- ASSIGNED TASK
Please state how many lines of the data below contain the word "this", offering nothing besides the number.
━━━ PROVIDED INFORMATION
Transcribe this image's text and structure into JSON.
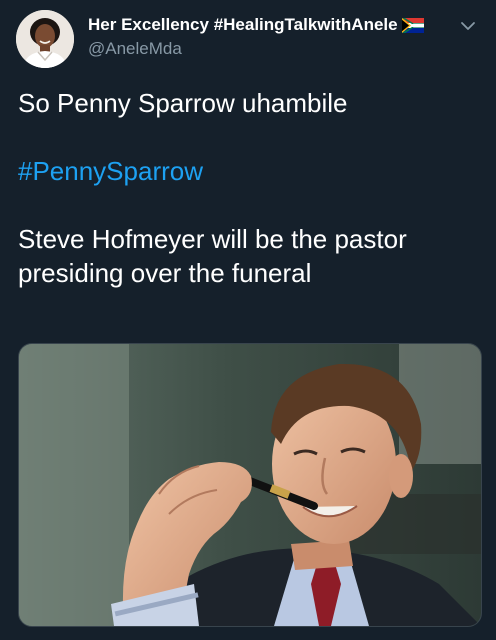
{
  "tweet": {
    "author": {
      "display_name": "Her Excellency #HealingTalkwithAnele",
      "handle": "@AneleMda",
      "flag_icon": "south-africa-flag-icon",
      "avatar_icon": "user-avatar"
    },
    "menu_icon": "chevron-down-icon",
    "text": {
      "line1": "So Penny Sparrow uhambile",
      "hashtag": "#PennySparrow",
      "line3": "Steve Hofmeyer will be the pastor presiding over the funeral"
    },
    "media": {
      "kind": "photo",
      "icon": "man-with-pen-photo"
    },
    "colors": {
      "background": "#15202b",
      "text": "#ffffff",
      "secondary": "#8899a6",
      "link": "#1da1f2"
    }
  }
}
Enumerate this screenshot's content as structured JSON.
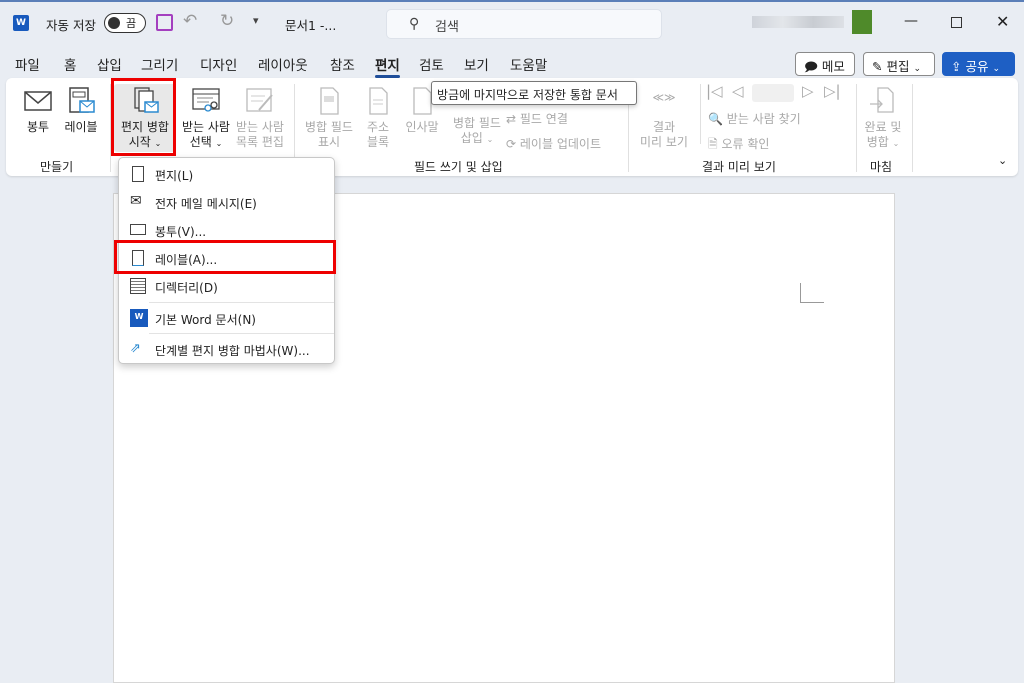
{
  "titlebar": {
    "autosave_label": "자동 저장",
    "autosave_state": "끔",
    "doc_title": "문서1 -...",
    "search_placeholder": "검색"
  },
  "tabs": [
    "파일",
    "홈",
    "삽입",
    "그리기",
    "디자인",
    "레이아웃",
    "참조",
    "편지",
    "검토",
    "보기",
    "도움말"
  ],
  "active_tab": "편지",
  "right_buttons": {
    "memo": "메모",
    "edit": "편집",
    "share": "공유"
  },
  "ribbon": {
    "groups": {
      "create": "만들기",
      "fields": "필드 쓰기 및 삽입",
      "preview": "결과 미리 보기",
      "finish": "마침"
    },
    "envelope": "봉투",
    "label": "레이블",
    "start_merge": [
      "편지 병합",
      "시작"
    ],
    "select_recipients": [
      "받는 사람",
      "선택"
    ],
    "edit_list": [
      "받는 사람",
      "목록 편집"
    ],
    "highlight_fields": [
      "병합 필드",
      "표시"
    ],
    "address_block": [
      "주소",
      "블록"
    ],
    "greeting": "인사말",
    "insert_field": [
      "병합 필드",
      "삽입"
    ],
    "match_fields": "필드 연결",
    "update_labels": "레이블 업데이트",
    "preview_results": [
      "결과",
      "미리 보기"
    ],
    "find_recipient": "받는 사람 찾기",
    "check_errors": "오류 확인",
    "finish_merge": [
      "완료 및",
      "병합"
    ]
  },
  "tooltip": "방금에 마지막으로 저장한 통합 문서",
  "menu": [
    "편지(L)",
    "전자 메일 메시지(E)",
    "봉투(V)...",
    "레이블(A)...",
    "디렉터리(D)",
    "기본 Word 문서(N)",
    "단계별 편지 병합 마법사(W)..."
  ],
  "colors": {
    "accent": "#1e5fc4",
    "highlight": "#e00000",
    "word": "#185abd"
  }
}
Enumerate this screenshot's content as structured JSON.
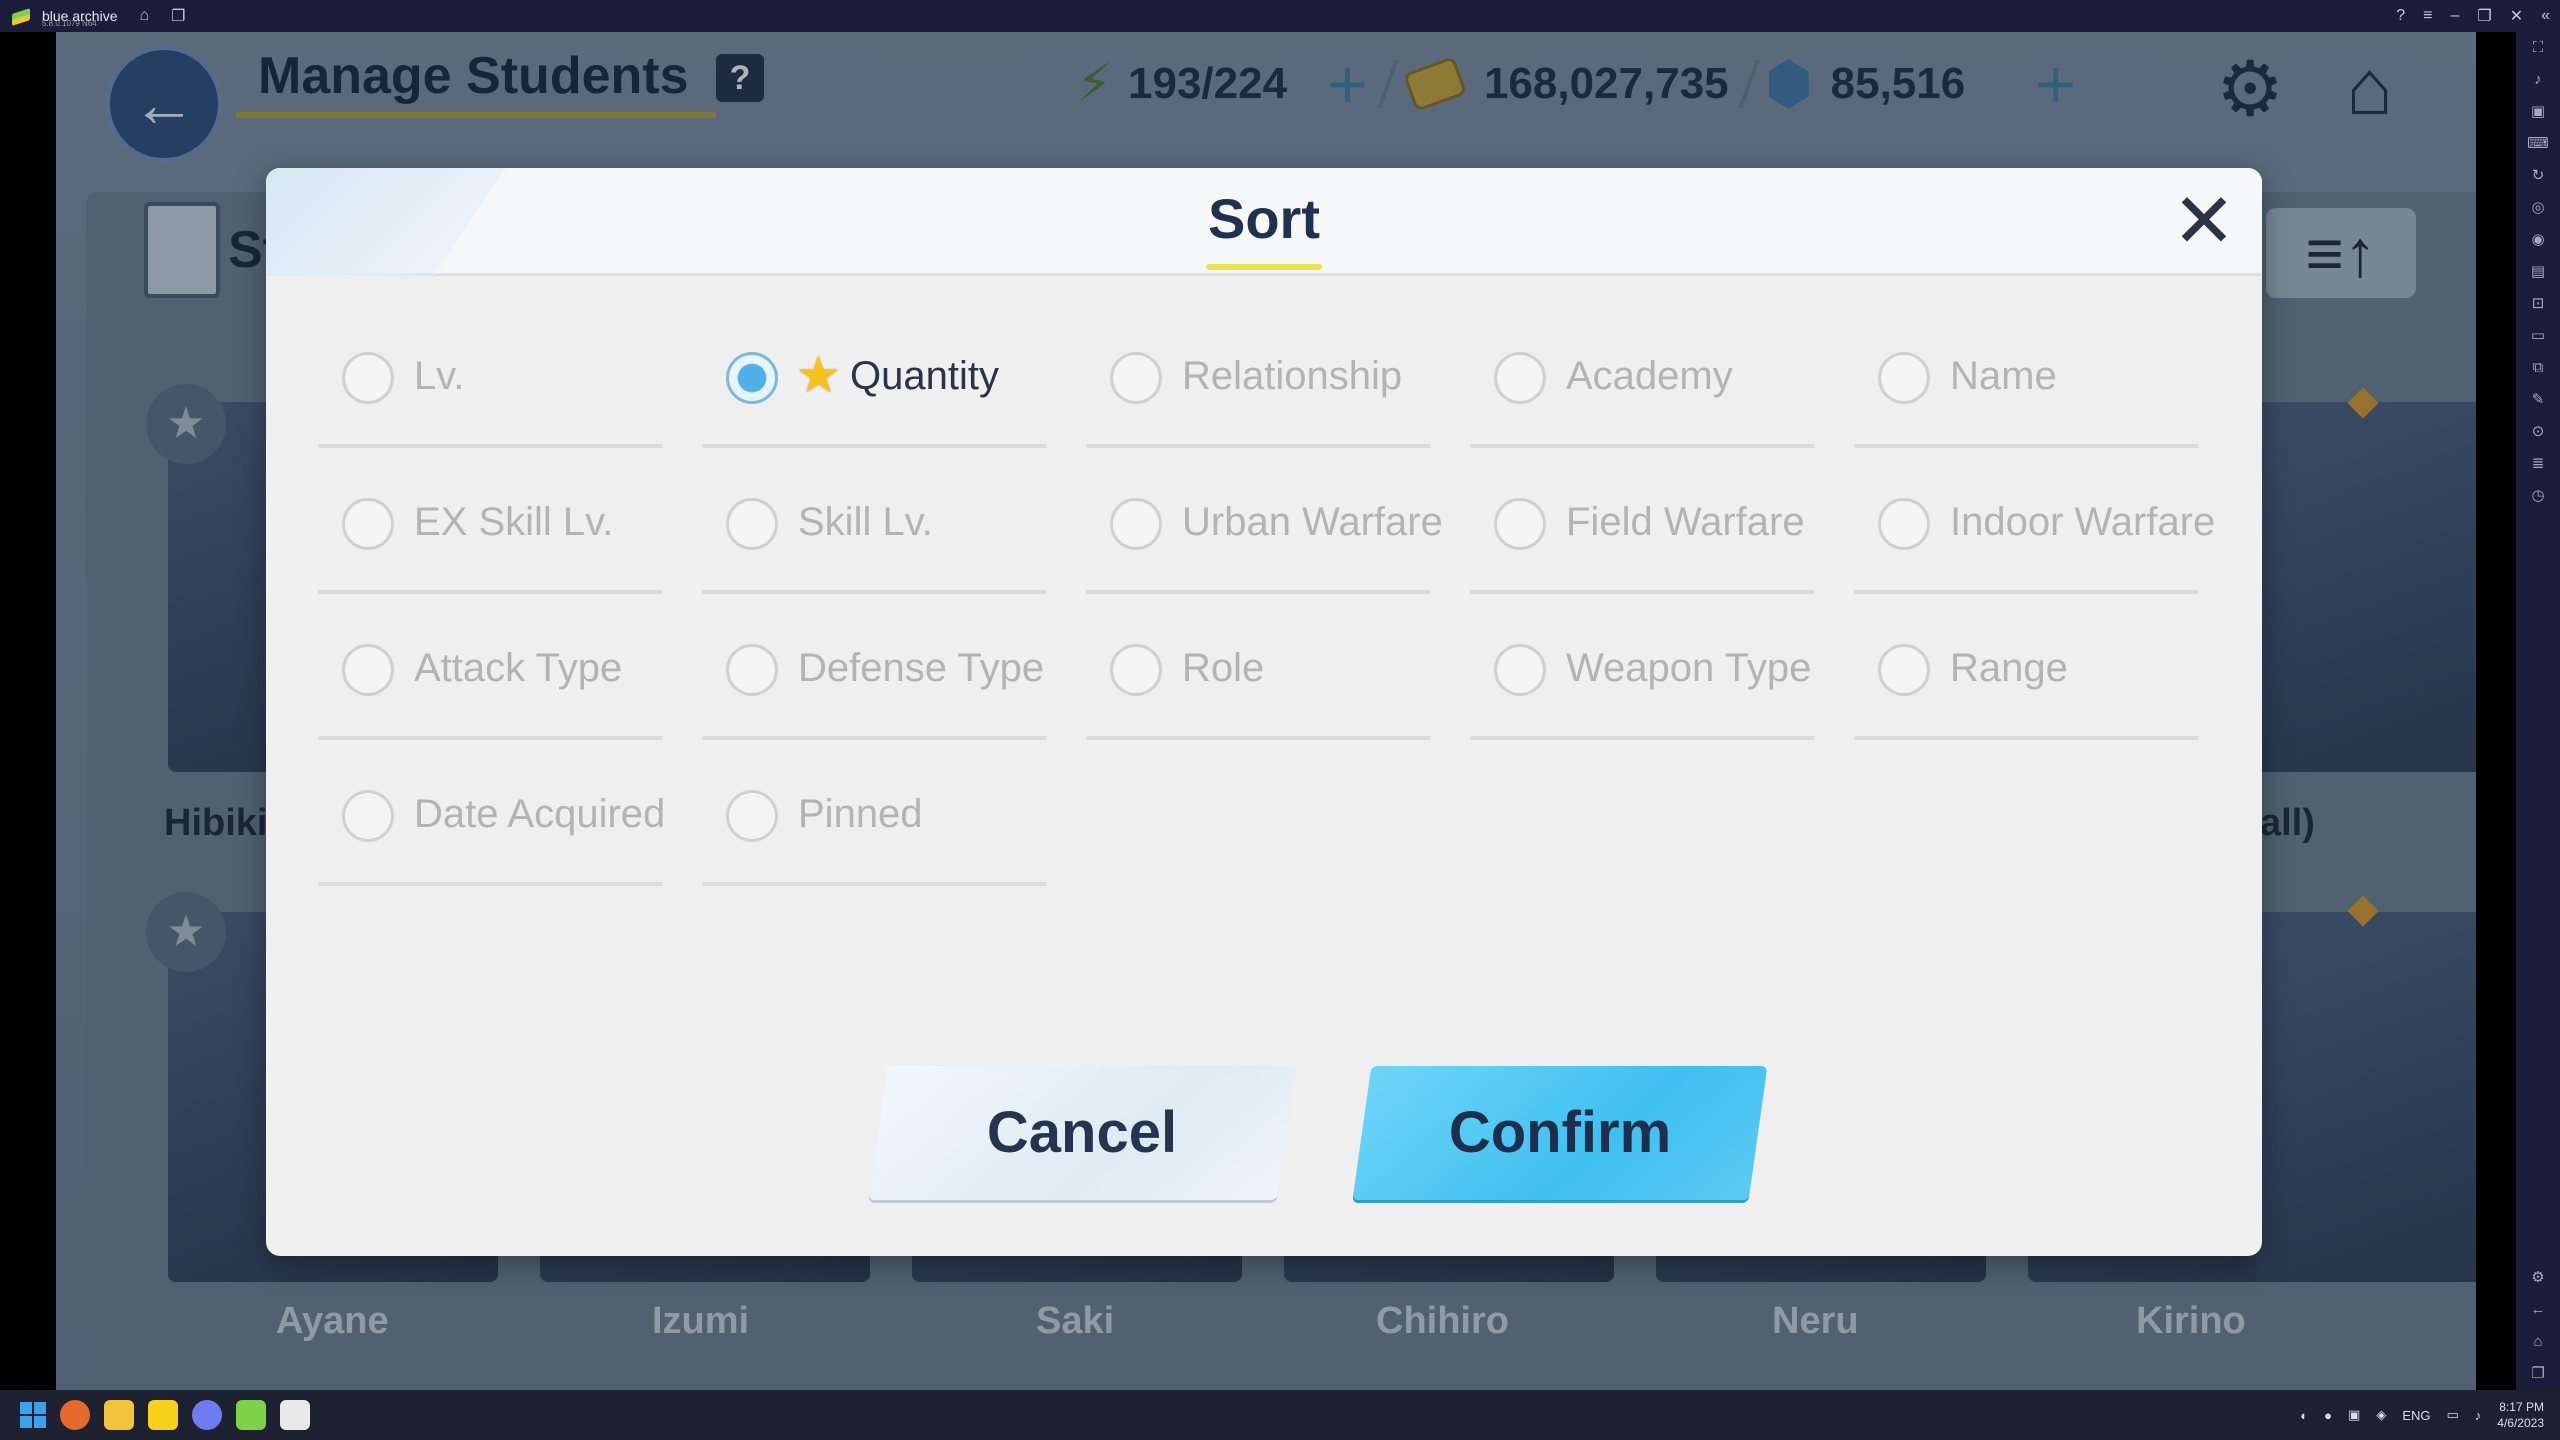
{
  "window": {
    "app_name": "blue archive",
    "version": "5.8.0.1079 N64"
  },
  "game": {
    "screen_title": "Manage Students",
    "help_label": "?",
    "ap": "193/224",
    "credits": "168,027,735",
    "gems": "85,516",
    "list_header": "St",
    "sort_order_label": "≡↑",
    "cards": [
      {
        "name": "Hibiki"
      },
      {
        "name": "all)"
      },
      {
        "name": "Ayane"
      },
      {
        "name": "Izumi"
      },
      {
        "name": "Saki"
      },
      {
        "name": "Chihiro"
      },
      {
        "name": "Neru"
      },
      {
        "name": "Kirino"
      }
    ]
  },
  "modal": {
    "title": "Sort",
    "close_label": "✕",
    "options": [
      {
        "label": "Lv.",
        "selected": false
      },
      {
        "label": "Quantity",
        "selected": true,
        "star": true
      },
      {
        "label": "Relationship",
        "selected": false
      },
      {
        "label": "Academy",
        "selected": false
      },
      {
        "label": "Name",
        "selected": false
      },
      {
        "label": "EX Skill Lv.",
        "selected": false
      },
      {
        "label": "Skill Lv.",
        "selected": false
      },
      {
        "label": "Urban Warfare",
        "selected": false
      },
      {
        "label": "Field Warfare",
        "selected": false
      },
      {
        "label": "Indoor Warfare",
        "selected": false
      },
      {
        "label": "Attack Type",
        "selected": false
      },
      {
        "label": "Defense Type",
        "selected": false
      },
      {
        "label": "Role",
        "selected": false
      },
      {
        "label": "Weapon Type",
        "selected": false
      },
      {
        "label": "Range",
        "selected": false
      },
      {
        "label": "Date Acquired",
        "selected": false
      },
      {
        "label": "Pinned",
        "selected": false
      }
    ],
    "cancel_label": "Cancel",
    "confirm_label": "Confirm"
  },
  "taskbar": {
    "lang": "ENG",
    "time": "8:17 PM",
    "date": "4/6/2023"
  },
  "colors": {
    "accent_confirm": "#3fc0f0",
    "title_underline": "#f1e048",
    "radio_selected": "#4fb0e8"
  }
}
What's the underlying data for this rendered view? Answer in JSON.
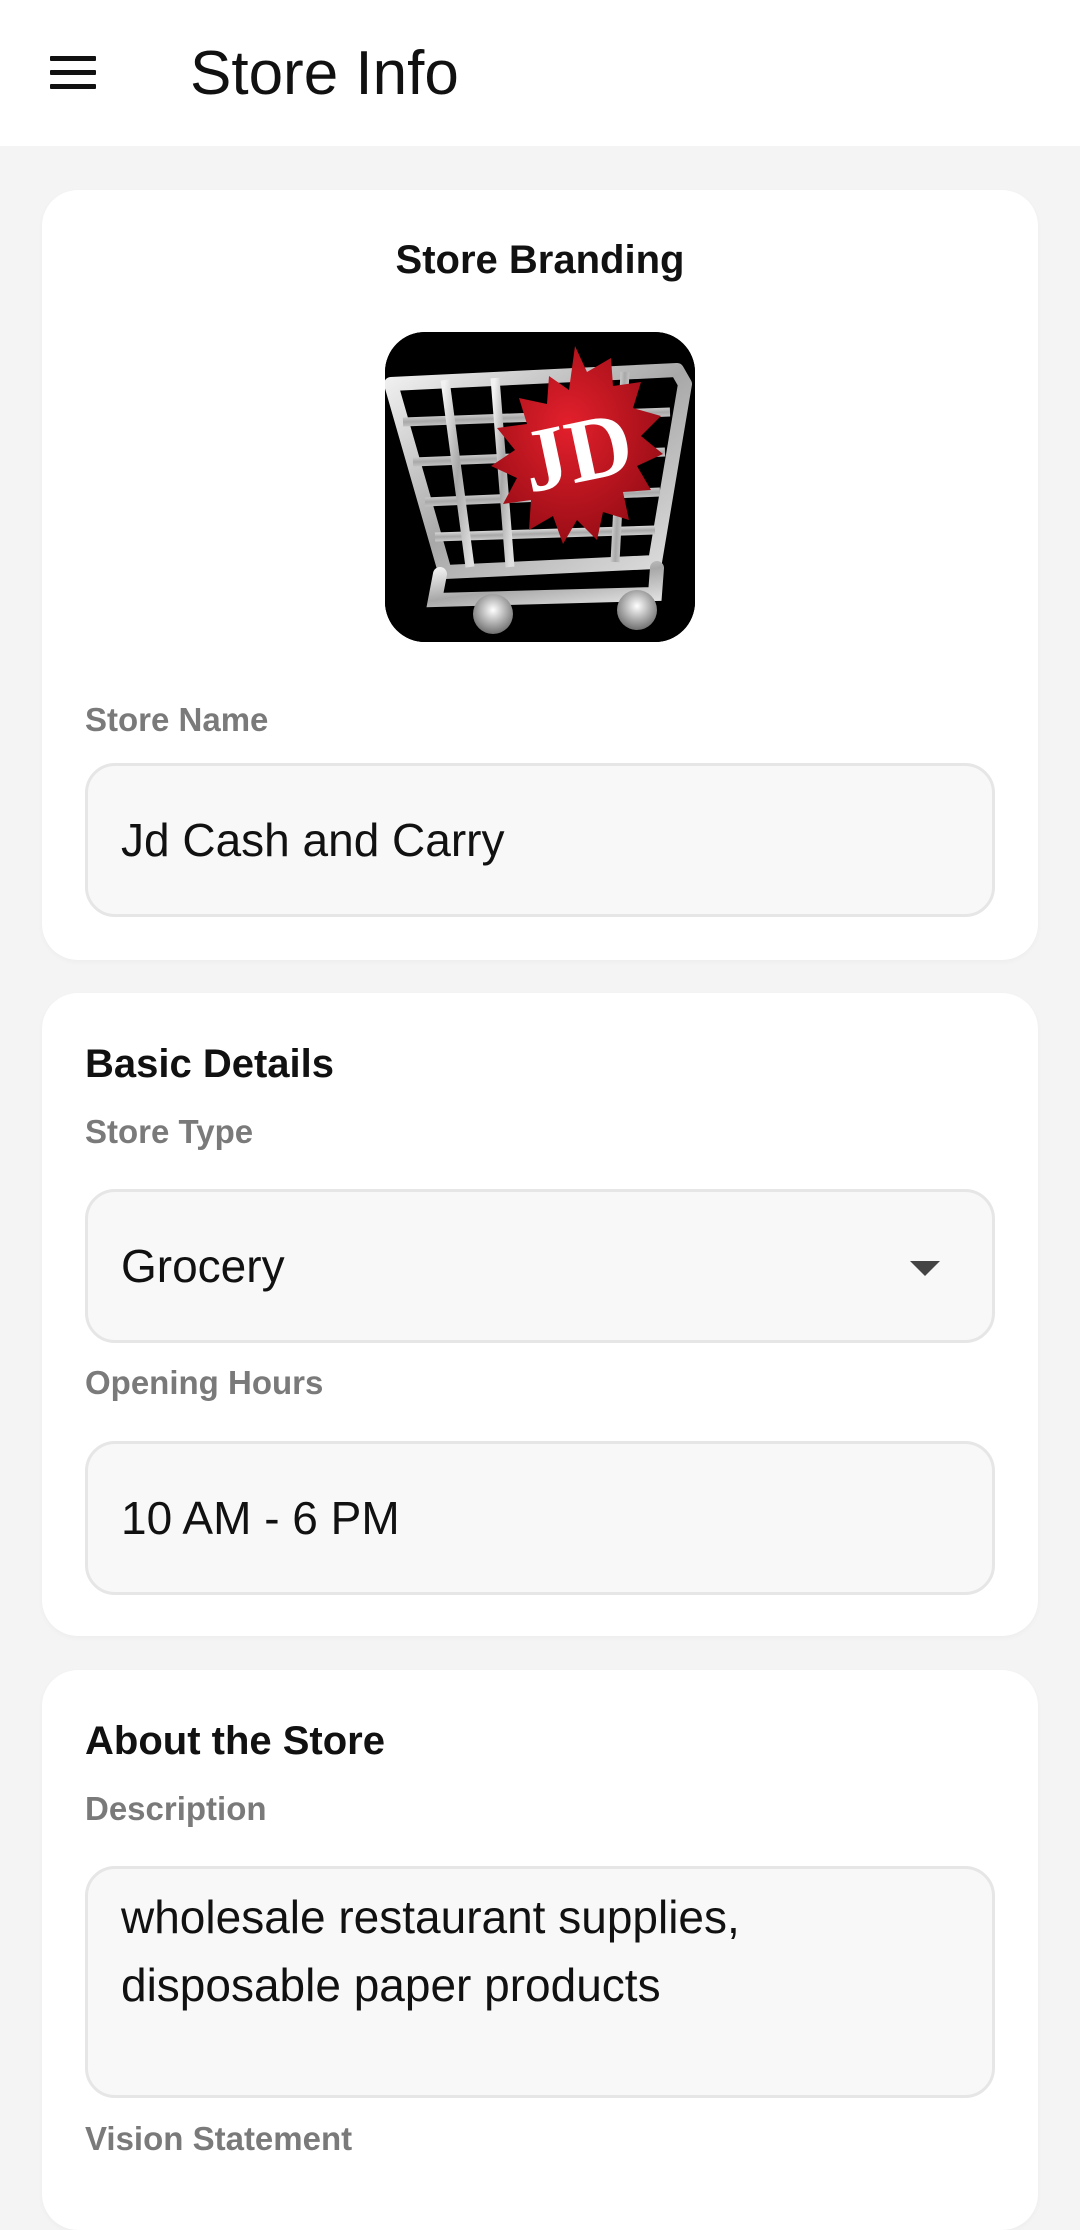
{
  "appbar": {
    "title": "Store Info",
    "menu_icon": "hamburger-menu-icon"
  },
  "branding": {
    "title": "Store Branding",
    "logo_text": "JD",
    "store_name_label": "Store Name",
    "store_name_value": "Jd Cash and Carry"
  },
  "basic": {
    "title": "Basic Details",
    "store_type_label": "Store Type",
    "store_type_value": "Grocery",
    "dropdown_icon": "dropdown-arrow-icon",
    "opening_hours_label": "Opening Hours",
    "opening_hours_value": "10 AM - 6 PM"
  },
  "about": {
    "title": "About the Store",
    "description_label": "Description",
    "description_value": "wholesale restaurant supplies, disposable paper products",
    "vision_label": "Vision Statement"
  },
  "colors": {
    "page_background": "#f4f4f4",
    "card_background": "#ffffff",
    "label_gray": "#7a7a7a",
    "field_background": "#f8f8f8",
    "logo_red": "#c8101c"
  }
}
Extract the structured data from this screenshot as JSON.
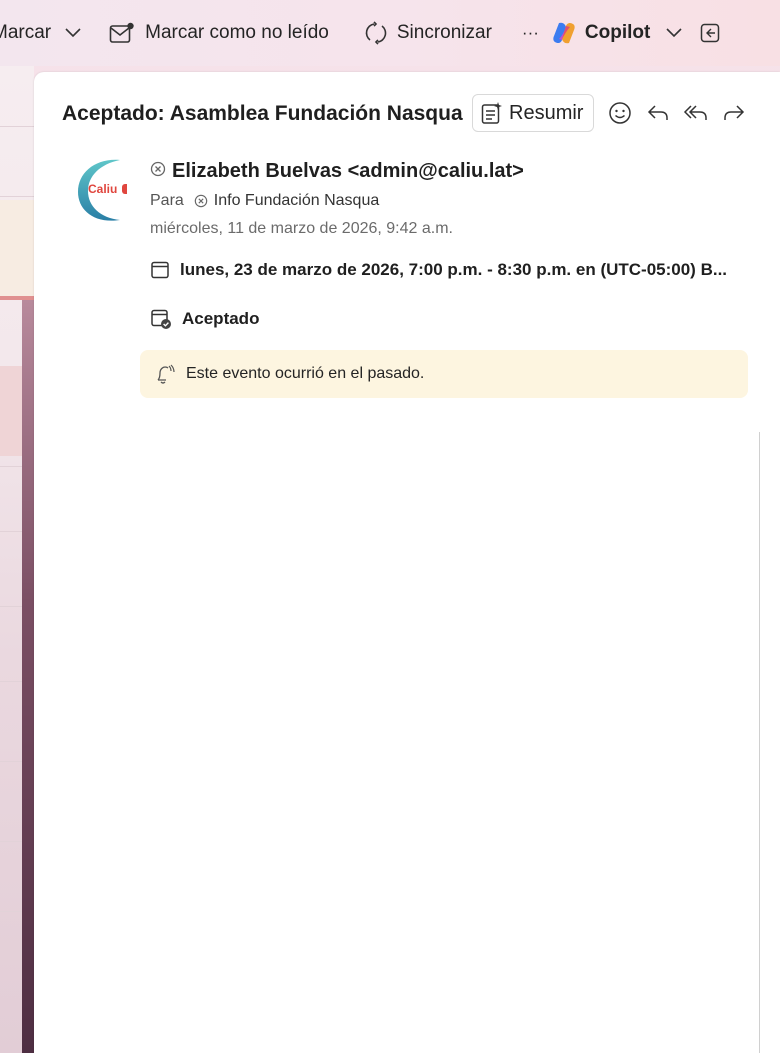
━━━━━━
- REPLY TO THE TASK
5